App and web page records:
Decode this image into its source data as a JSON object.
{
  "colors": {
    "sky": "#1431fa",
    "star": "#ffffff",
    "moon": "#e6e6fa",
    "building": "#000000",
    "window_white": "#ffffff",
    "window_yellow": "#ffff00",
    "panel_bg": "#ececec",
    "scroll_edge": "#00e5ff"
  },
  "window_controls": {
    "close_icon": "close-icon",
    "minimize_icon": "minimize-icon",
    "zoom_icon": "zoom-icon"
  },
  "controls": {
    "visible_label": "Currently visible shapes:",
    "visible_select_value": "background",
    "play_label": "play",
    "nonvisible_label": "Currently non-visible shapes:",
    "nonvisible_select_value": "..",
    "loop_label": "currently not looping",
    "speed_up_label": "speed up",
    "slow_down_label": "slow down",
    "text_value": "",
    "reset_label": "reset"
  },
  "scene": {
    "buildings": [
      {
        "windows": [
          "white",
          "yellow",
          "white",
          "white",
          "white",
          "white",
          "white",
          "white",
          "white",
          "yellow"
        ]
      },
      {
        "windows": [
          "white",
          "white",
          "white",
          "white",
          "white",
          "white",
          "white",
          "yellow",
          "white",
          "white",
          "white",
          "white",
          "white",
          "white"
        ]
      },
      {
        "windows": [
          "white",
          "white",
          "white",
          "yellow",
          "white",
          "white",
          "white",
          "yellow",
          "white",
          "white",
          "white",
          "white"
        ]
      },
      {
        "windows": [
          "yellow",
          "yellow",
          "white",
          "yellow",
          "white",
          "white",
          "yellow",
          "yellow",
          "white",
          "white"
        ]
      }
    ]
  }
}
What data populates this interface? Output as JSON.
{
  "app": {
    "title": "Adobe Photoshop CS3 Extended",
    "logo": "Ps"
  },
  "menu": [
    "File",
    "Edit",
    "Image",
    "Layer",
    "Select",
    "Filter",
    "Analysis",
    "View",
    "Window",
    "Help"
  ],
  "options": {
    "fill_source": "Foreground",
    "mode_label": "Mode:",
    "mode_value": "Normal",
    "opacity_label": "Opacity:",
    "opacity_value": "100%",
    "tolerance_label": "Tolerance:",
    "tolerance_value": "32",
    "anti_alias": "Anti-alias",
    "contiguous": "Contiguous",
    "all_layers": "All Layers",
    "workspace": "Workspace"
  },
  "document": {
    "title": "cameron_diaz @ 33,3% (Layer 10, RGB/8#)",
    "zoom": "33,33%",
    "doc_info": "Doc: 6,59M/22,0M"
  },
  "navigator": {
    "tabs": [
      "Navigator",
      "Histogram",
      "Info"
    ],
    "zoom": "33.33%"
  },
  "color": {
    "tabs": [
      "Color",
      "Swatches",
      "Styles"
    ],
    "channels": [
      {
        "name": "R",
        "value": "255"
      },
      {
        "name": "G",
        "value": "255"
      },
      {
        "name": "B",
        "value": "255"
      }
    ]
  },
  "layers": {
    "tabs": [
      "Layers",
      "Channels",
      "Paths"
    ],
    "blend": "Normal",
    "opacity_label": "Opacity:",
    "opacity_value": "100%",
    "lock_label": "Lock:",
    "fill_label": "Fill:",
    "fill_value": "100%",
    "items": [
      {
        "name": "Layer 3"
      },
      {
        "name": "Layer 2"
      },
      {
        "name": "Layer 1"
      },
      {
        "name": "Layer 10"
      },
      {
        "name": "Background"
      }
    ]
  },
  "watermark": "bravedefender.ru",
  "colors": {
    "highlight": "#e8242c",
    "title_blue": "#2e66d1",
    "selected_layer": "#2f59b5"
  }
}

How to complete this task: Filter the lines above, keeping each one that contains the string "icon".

Output for this task:
    "close_icon": "close-icon",
    "minimize_icon": "minimize-icon",
    "zoom_icon": "zoom-icon"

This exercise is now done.